# Problem statement
Pull every line containing "note" from the entries.

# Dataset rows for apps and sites
--------------------------------

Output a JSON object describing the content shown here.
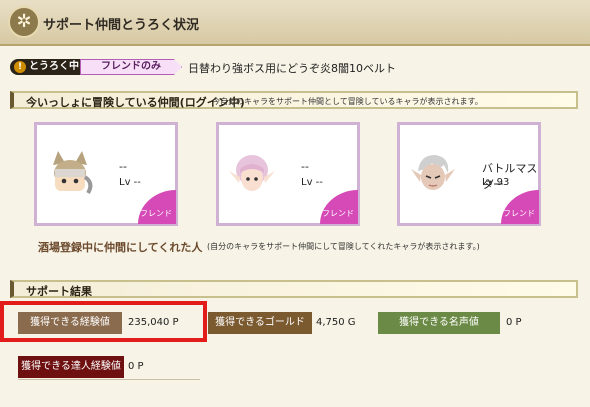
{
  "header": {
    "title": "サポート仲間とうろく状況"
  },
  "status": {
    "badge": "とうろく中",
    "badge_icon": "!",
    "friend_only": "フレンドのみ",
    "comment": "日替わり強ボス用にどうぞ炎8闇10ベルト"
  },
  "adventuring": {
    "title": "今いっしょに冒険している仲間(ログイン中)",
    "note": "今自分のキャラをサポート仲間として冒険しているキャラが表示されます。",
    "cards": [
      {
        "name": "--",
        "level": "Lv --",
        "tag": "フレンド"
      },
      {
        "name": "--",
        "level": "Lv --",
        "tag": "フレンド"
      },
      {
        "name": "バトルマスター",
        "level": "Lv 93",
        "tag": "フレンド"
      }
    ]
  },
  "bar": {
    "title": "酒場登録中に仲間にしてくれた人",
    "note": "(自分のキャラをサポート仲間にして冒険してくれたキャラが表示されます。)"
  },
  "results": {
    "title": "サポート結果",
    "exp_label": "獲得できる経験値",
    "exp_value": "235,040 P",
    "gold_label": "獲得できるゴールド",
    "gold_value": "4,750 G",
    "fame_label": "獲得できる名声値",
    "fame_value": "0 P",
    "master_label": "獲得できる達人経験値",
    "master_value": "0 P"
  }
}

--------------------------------

# Expected output
    "note": "今自分のキャラをサポート仲間として冒険しているキャラが表示されます。",
    "note": "(自分のキャラをサポート仲間にして冒険してくれたキャラが表示されます。)"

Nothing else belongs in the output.